▶ _PROBLEM TO SOLVE_: Go through the listing below. Copy each line that has the string "ketik".

▶ _EXTRACTED ENTRIES_:
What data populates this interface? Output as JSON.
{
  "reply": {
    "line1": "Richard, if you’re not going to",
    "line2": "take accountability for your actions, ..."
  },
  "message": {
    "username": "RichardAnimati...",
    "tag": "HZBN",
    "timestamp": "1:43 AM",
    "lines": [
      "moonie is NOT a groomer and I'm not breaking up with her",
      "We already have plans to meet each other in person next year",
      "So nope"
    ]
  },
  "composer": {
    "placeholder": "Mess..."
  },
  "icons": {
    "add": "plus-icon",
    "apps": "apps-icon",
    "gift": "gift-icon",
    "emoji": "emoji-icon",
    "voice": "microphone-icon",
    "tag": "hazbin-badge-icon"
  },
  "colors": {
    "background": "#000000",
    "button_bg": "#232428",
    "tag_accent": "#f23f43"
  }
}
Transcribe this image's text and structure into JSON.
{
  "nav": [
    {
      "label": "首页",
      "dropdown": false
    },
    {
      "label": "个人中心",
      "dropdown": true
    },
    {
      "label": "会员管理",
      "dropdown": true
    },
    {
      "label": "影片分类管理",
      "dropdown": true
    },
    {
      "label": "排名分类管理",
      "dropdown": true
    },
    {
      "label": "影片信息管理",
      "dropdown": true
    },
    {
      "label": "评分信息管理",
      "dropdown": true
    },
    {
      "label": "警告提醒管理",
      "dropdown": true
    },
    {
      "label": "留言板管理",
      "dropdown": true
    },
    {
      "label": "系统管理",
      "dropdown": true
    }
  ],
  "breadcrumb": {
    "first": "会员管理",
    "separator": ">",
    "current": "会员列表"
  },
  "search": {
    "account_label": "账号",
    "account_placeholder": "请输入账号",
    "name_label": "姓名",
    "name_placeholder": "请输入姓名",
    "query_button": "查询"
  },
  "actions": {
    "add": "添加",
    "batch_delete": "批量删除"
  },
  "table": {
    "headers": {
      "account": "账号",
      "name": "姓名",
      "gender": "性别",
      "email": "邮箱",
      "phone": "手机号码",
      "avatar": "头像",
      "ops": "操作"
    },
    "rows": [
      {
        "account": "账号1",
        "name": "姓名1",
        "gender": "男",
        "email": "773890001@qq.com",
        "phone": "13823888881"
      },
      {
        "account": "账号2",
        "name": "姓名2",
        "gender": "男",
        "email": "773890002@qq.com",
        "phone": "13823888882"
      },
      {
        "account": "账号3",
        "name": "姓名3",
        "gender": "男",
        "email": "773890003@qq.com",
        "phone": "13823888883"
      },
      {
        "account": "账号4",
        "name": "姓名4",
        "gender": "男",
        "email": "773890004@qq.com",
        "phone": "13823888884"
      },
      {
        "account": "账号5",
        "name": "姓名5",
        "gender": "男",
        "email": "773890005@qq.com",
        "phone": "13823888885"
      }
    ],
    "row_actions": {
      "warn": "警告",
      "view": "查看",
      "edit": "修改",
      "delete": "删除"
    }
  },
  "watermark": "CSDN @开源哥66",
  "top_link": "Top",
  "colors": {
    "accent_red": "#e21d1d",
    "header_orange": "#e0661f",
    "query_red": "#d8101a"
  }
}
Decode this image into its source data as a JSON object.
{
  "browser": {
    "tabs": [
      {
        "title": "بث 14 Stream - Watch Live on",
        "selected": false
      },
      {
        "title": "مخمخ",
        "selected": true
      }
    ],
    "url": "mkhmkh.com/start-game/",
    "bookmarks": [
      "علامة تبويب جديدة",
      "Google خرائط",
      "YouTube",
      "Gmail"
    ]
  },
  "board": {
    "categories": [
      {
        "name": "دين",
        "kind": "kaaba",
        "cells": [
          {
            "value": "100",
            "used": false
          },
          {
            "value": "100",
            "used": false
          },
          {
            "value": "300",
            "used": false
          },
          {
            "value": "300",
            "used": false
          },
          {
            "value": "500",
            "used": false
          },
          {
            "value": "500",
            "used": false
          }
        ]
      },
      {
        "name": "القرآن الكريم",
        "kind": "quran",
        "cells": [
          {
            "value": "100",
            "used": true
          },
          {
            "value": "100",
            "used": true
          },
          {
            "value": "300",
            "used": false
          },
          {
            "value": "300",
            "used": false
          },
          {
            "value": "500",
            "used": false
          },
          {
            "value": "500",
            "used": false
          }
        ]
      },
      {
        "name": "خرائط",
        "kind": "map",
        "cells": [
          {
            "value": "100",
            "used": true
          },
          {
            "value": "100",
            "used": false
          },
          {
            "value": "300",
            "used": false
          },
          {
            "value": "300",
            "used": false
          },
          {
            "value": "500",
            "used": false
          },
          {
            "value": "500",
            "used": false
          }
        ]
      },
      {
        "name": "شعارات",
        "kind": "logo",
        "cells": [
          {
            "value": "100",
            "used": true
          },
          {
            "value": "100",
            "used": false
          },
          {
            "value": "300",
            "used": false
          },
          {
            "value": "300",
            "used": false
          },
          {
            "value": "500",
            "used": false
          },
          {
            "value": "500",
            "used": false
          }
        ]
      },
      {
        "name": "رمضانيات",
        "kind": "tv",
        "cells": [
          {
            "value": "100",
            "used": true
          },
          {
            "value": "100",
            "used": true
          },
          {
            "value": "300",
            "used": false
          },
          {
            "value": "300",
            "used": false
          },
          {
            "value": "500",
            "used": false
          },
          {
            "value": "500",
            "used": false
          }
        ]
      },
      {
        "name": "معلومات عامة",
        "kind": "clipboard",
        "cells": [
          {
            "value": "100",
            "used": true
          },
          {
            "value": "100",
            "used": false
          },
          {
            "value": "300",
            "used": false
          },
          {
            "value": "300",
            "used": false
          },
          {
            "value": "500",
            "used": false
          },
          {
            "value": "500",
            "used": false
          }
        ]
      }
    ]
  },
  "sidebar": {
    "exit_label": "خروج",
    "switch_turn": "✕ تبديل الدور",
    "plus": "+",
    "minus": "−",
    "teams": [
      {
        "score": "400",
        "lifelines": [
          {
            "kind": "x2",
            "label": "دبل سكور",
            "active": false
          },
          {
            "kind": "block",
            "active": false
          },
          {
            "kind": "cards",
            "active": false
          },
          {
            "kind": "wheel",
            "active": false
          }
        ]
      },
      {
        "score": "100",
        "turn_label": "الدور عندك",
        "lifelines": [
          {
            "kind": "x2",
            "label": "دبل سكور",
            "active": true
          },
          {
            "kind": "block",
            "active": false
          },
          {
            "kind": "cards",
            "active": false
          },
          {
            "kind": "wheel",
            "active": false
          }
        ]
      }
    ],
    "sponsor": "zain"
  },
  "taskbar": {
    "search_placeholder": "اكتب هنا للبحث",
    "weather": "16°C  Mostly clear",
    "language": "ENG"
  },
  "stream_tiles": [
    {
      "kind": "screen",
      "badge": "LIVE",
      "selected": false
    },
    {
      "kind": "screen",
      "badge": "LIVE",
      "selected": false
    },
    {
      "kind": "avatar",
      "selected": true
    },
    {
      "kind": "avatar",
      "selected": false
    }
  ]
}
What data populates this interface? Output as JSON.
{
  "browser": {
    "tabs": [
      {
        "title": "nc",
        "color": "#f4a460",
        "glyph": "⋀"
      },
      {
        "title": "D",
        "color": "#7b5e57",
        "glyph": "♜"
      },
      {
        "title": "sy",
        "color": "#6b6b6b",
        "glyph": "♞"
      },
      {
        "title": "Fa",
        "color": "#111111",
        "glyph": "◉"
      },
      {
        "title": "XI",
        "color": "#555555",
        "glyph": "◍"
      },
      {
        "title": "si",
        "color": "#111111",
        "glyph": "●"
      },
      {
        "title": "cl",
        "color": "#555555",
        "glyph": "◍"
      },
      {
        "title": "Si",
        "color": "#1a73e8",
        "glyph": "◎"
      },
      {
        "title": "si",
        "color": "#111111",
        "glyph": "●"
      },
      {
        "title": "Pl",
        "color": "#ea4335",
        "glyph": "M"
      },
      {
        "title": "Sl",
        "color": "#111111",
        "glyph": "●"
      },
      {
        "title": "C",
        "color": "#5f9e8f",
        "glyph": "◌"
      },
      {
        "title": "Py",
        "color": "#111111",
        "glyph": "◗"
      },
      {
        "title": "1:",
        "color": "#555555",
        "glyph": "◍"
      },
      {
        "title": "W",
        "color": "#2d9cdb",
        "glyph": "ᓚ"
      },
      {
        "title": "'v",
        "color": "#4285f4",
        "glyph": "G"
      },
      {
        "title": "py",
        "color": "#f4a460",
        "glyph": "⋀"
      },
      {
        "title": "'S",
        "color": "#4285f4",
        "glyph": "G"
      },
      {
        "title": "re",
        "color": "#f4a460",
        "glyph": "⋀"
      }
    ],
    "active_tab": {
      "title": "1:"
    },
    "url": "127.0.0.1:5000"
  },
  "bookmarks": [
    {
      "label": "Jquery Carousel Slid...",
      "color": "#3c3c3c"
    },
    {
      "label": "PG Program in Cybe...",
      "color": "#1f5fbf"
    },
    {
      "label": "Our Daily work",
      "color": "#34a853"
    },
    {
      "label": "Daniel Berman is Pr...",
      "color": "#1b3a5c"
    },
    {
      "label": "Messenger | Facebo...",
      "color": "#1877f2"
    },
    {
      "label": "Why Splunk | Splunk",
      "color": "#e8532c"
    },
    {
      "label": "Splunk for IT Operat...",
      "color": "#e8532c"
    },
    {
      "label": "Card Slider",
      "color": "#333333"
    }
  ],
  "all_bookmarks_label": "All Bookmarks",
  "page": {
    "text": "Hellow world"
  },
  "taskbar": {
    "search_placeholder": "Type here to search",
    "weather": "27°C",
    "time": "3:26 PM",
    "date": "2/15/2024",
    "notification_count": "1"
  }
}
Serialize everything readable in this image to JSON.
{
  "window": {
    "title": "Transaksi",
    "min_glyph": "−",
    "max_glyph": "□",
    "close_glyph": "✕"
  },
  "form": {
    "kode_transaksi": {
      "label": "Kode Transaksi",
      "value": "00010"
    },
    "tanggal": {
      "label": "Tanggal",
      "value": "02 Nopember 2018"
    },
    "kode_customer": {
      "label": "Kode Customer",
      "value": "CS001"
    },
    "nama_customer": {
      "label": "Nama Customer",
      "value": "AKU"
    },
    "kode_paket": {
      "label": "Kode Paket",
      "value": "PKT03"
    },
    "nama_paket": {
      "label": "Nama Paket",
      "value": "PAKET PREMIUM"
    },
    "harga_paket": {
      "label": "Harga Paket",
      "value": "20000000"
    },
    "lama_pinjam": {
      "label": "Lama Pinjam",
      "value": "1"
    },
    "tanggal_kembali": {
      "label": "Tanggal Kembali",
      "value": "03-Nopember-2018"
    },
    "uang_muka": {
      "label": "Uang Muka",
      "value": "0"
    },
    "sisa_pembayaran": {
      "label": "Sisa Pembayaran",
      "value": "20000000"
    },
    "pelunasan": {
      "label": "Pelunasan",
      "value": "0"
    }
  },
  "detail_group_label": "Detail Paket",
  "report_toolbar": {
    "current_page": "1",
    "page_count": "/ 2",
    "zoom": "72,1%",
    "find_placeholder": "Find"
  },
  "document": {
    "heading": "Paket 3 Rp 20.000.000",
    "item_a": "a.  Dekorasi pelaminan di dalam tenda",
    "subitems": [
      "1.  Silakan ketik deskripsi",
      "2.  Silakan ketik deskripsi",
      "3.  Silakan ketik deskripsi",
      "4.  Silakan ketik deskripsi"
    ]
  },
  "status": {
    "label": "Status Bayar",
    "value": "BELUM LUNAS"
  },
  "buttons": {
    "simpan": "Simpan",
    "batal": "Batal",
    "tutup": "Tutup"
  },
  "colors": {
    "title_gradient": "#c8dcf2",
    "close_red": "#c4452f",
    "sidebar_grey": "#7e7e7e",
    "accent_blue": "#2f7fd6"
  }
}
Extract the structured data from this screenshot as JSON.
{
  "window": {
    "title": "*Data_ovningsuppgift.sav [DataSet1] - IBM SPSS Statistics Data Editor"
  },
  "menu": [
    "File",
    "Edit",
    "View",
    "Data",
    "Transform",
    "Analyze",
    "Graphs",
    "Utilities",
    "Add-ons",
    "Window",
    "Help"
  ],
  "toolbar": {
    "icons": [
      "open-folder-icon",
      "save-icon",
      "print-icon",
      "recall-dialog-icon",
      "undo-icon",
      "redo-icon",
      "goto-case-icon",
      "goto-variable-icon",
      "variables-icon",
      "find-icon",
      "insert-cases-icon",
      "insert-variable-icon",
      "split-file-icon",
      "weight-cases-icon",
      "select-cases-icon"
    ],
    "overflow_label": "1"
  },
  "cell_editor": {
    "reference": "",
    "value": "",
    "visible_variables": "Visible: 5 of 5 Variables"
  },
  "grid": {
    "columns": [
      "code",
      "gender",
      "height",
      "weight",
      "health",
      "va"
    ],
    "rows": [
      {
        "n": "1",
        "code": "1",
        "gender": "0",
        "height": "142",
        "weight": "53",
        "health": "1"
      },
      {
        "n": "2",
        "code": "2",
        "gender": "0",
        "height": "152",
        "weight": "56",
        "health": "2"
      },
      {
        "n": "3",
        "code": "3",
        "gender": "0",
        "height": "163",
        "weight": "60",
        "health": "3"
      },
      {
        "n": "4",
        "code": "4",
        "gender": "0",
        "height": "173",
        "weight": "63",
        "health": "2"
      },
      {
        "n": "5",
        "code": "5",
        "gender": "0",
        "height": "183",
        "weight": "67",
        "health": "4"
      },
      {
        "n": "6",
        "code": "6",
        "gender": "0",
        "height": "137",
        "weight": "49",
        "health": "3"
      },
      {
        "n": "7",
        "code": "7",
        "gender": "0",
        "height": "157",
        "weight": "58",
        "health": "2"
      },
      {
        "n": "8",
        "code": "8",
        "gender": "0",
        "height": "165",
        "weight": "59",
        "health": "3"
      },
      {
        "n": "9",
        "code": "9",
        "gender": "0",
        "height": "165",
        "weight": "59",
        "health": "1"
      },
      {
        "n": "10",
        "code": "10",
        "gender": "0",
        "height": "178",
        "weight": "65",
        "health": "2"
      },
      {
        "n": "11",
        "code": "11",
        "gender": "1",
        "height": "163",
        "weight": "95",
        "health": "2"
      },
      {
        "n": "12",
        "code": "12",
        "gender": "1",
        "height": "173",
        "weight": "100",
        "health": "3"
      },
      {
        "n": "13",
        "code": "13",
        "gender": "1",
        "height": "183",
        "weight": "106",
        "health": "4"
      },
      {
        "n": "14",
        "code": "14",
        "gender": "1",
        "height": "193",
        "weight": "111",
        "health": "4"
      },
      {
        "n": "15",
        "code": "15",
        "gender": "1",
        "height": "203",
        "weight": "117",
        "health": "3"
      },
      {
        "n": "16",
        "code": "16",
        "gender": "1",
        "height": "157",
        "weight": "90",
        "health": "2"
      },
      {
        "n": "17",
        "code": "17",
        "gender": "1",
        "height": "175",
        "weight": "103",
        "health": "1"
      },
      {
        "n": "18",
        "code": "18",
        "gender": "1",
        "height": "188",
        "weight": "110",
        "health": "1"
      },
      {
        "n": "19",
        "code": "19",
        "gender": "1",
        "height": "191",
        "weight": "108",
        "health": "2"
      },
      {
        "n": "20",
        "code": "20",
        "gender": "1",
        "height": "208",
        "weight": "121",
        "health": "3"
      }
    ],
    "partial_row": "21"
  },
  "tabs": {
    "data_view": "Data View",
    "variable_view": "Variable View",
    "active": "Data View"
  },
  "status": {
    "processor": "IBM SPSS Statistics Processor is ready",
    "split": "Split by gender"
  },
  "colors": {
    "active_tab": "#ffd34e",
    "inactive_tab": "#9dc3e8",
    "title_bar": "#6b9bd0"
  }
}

▶ _WRITTEN SOLUTION_:
      "1.  Silakan ketik deskripsi",
      "2.  Silakan ketik deskripsi",
      "3.  Silakan ketik deskripsi",
      "4.  Silakan ketik deskripsi"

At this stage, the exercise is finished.